Day 3 – Yiwu (2)
Rising early, as may be expected in village life, we took cold showers in the shed at the bottom of the garden and climbed up the Old Tea Horse Road to fill up on a breakfast of spicy rice noodles.
The village seems enmeshed in history and I had to remind myself from time to time that I was really in this famous place of which I had previously read so much.
After breakfast, it was back to the house to grab a bamboo basket, some locally made cloth bags to collect tea in and a few fresh cucumbers from the garden and some fruit to snack on in the mountains. Then we set off for the half-hour trek to reach their tea plantation. Rows of neatly pruned taidicha filled the small hillside that belonged to this family, interspersed with darting tea chickens almost self-sufficient save for a few handfuls of corn thrown for them each day.
Unconcerned with picking the taidicha, we paused here briefly only to take in the scenery before beginning our ascent into the forest in search of some wild tea trees.

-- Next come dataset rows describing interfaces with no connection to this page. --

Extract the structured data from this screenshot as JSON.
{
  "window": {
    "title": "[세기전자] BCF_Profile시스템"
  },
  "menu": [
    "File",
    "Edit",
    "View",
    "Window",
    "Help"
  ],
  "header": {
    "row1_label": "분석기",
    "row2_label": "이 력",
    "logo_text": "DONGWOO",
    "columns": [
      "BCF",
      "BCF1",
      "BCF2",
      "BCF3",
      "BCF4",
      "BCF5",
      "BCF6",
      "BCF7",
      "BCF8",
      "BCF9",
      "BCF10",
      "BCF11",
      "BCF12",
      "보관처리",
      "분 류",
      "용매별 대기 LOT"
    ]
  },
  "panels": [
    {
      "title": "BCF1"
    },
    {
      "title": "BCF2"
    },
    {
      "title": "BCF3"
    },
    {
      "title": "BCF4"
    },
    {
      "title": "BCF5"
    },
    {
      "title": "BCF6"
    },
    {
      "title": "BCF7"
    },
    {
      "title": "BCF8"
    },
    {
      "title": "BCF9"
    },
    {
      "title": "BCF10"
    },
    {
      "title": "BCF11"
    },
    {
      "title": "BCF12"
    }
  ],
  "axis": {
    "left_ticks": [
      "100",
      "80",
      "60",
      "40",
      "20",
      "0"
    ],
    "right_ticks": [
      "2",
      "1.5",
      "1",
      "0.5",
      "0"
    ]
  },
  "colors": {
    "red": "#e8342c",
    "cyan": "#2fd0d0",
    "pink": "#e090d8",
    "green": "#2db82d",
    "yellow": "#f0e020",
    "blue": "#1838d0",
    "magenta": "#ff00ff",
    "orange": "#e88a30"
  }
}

Those that we found were very different from the images of Wild Arbour trees that I’d previously encountered. Fighting for light amongst much taller trees, it seems these tea trees needed to adopt a much taller, wiry approach to their growth pattern. Luckily, for eager tea gatherers such as us, this thinness also meant that, although too thin to lean a ladder against, it was possible to stand further up the steep hill and bend the tree towards us, bringing the fresh shoots within our grasp.
Continuing further on into the forest we arrived at the family’s Da Shu (Big tree) garden. These trees were planted by the Great Great Grandfather of our kind hostess, and had been continually tended by the family throughout the years. Unfortunately they’d also been pruned for many of these years, so hadn’t been allowed to grow to their full size, though this fact also made it easier for us novice tea pickers, needing sometimes only to climb a log resting upon a fork in the trunk to reach the fresh leaves.

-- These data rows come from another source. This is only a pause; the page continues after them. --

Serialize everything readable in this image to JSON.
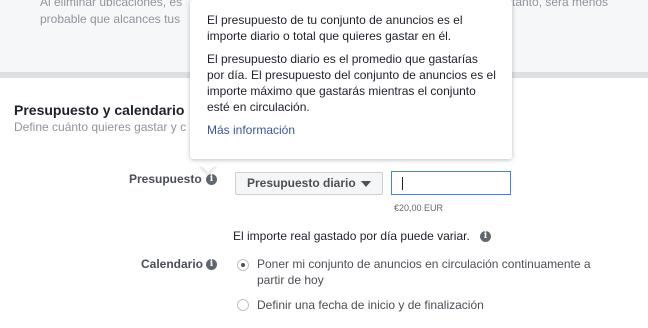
{
  "background_text": {
    "line1_left": "Al eliminar ubicaciones, es",
    "line1_right": "tanto, será menos",
    "line2": "probable que alcances tus"
  },
  "section": {
    "title": "Presupuesto y calendario",
    "subtitle": "Define cuánto quieres gastar y c"
  },
  "budget": {
    "label": "Presupuesto",
    "dropdown_value": "Presupuesto diario",
    "input_value": "",
    "hint": "€20,00 EUR",
    "note": "El importe real gastado por día puede variar."
  },
  "schedule": {
    "label": "Calendario",
    "options": [
      {
        "label": "Poner mi conjunto de anuncios en circulación continuamente a partir de hoy",
        "selected": true
      },
      {
        "label": "Definir una fecha de inicio y de finalización",
        "selected": false
      }
    ]
  },
  "tooltip": {
    "paragraph1": "El presupuesto de tu conjunto de anuncios es el importe diario o total que quieres gastar en él.",
    "paragraph2": "El presupuesto diario es el promedio que gastarías por día. El presupuesto del conjunto de anuncios es el importe máximo que gastarás mientras el conjunto esté en circulación.",
    "link": "Más información"
  },
  "icons": {
    "info": "info-icon",
    "caret": "caret-down-icon"
  },
  "colors": {
    "link": "#365899",
    "input_focus": "#4080ff"
  }
}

The strategy when picking was to leave at least one fresh leaf on each shoot. This provided the conditions for another shoot to sprout from the base of this leaf, encouraging the growth of the tea plant.
I was impressed with the lightning quick speed with which these farmers could gather leaves. By the time I’d picked a few shoots, they already had a handful of leaves.
On the edges of the garden, where there were less overhead trees shading the tea, I noticed the plants growing purple leaves. I’d previously read of tea plants doing this at high altitudes to reflect more of the lower wavelengths of the light spectrum and protect their tender shoots from the harsh ultra-violet rays, and have also drunk some tea composed entirely of these purple leaves, but had never seen this process in action before.
We stayed and picked for another hour or so and descended down towards our awaiting lunch.
At one point on the track, our friendly host said something and darted into the bushes only to return moments later with a stick surrounded by fresh honeycomb, dripping with the sweetest, most delicious honey I’ve ever tasted. He carved off slices with his knife and we stood and feasted on this sticky treat.